== What is expected ==
Write only how many lines in this data include "status".

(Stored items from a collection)

.....

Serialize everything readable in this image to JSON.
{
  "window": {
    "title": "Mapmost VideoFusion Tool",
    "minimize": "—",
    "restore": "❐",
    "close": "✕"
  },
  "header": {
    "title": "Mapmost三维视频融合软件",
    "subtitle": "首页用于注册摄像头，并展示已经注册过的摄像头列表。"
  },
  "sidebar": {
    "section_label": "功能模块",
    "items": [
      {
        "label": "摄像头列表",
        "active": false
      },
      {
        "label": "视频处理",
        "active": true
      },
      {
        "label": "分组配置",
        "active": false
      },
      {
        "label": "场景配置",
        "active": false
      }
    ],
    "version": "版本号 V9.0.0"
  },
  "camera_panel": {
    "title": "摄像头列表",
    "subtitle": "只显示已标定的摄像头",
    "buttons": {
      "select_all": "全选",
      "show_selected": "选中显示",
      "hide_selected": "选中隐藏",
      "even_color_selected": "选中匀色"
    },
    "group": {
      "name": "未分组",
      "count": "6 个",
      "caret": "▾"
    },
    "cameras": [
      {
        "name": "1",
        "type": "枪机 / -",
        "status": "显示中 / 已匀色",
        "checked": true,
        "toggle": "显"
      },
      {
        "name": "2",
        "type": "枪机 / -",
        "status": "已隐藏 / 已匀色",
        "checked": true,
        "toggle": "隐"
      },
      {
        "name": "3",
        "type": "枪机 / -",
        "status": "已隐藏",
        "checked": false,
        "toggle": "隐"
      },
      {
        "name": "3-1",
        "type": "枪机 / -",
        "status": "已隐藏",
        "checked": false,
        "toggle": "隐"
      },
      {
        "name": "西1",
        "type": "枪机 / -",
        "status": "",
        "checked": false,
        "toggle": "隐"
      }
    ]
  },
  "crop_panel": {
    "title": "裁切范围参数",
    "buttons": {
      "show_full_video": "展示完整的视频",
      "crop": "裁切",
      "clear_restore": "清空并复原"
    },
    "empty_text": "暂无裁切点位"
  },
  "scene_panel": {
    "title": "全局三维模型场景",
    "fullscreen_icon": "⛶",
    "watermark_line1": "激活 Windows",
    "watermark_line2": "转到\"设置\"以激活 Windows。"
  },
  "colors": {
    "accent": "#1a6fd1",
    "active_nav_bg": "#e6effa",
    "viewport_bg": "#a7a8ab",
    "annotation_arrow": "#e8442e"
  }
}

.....

== Answer to this exercise ==
5